Callaway Foundation unveils downtown plans
LaGRANGE — The Callaway Foundation has big plans for the south end of downtown LaGrange.
The foundation, which has already poured more than $50 million into the city’s center, this week announced plans to redevelop parcels of land south of Byron Hurst Street extending to the railroad tracks that cross Main Street.
A public park and pond, apartments, outdoor event space and a tourist attraction are all on tap, according to Speer Burdette, president of the Callaway Foundation, which owns the land.
“That entrance from the south end of our town, down by the railroad tracks, is one of the main entrances to our downtown,” Burdette said. “The (former) Westbrook (Tire) building, which we own, is in dire need of a project.”
He was coy about exactly what that project is, but said the foundation has already granted $1.5 million to the Downtown LaGrange Development Authority for the rehab of the Westbrook building to “create a venue here that we think will promote tourism for our area.”
A skateboard park, which city planner Leigh Threadgill is already eyeing, might also fit into what Burdette calls “The South Gateway” project. An outdoor plaza for small events is in the works, and the potential for new office space also exists, Burdette said.
But the project doesn’t stop there.
The foundation is asking the city of LaGrange to realign Bull Street and change its awkward intersection with Main and Byron Hurst streets near the site of the under construction District 4 Public Health office.
Under the realignment plan, the current location of LaGrange Pool and Spa on Bull Street would be demolished and Bull Street would run southwest to connect with Pierce Street. Pierce Street would become Bull Street and would veer east to connect with Main Street near the railroad tracks.
LaGrange Pool and Spa is already relocating to a lot at the corner of Ridley and Mitchell avenues, and the Bull Street property has been sold to the Callaway Foundation.
David Brown, the city’s chief roads engineer, said once the plans are finalized, the city could begin survey and design work and the realignment’s construction could begin within a year. Brown added that city engineers were considering changing the intersection of Byron Hurst, Main, Bull and East Depot streets even before the Callaway Foundation approached the city with its plan.
“We’d been looking previously about doing something with that crazy intersection,” Brown said. “One of the problems is you’ve got five streets in one location. We were looking at designing a roundabout, and we knew there was a need to do something with Bull Street to do something about it.”

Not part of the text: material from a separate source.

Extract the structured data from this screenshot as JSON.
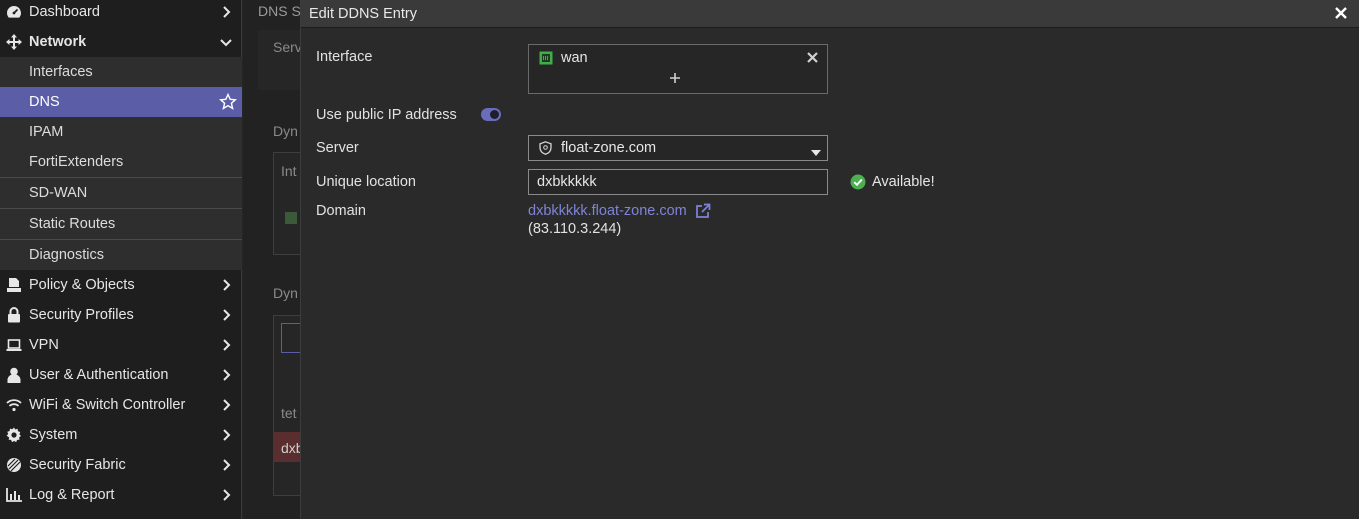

To build the realignment, the Callaway Foundation would donate the right of way to the city, and in return, once the realignment is complete, the former location of Bull Street would be deeded from the city to the Callaway Foundation. The foundation would use the land to “square up” the Loy’s office supply building and turn it into a mixed-use development.
“(This is) an opportunity for something significant for our downtown,” Burdette said. “Really, the thinking is, ‘How can we put something here that would compliment Carmike theater?’ We’re really thinking about our youth and our kids. The kids come downtown to the movies and when they get done, they really don’t have anything to do afterward.”
He likened the new planned development at the south end and Sweetland Amphitheatre to the north as “book ends” that will anchor the city’s downtown.
There are also next-phase plans to possibly build townhouses to the west of the Westbrook building, which along with the planned apartments, Burdette said would help foot traffic downtown and energize local businesses.
The time frame of the project is still up in the air, but “we’re ready to go,” Burdette said. “We’re ready to begin today. There are a few little things, but the obvious first step is the relocation of Bull Street. Once that gets laid out and put into place, that allows the remaining part of this to more forward.”
He said the renovation of the Westbrook building is already moving forward, and the foundation’s board has approved the project.
“We’ve put the contract out to bid for the renovation and they’re in the value engineering stage,” he said. “We’re working with the folks who are going to put the business in there. I can’t exactly give a time frame, but it’s actively underway.”
He said the announcement about what type of business will go into the Westbrook building would be announced once all the details are finalized.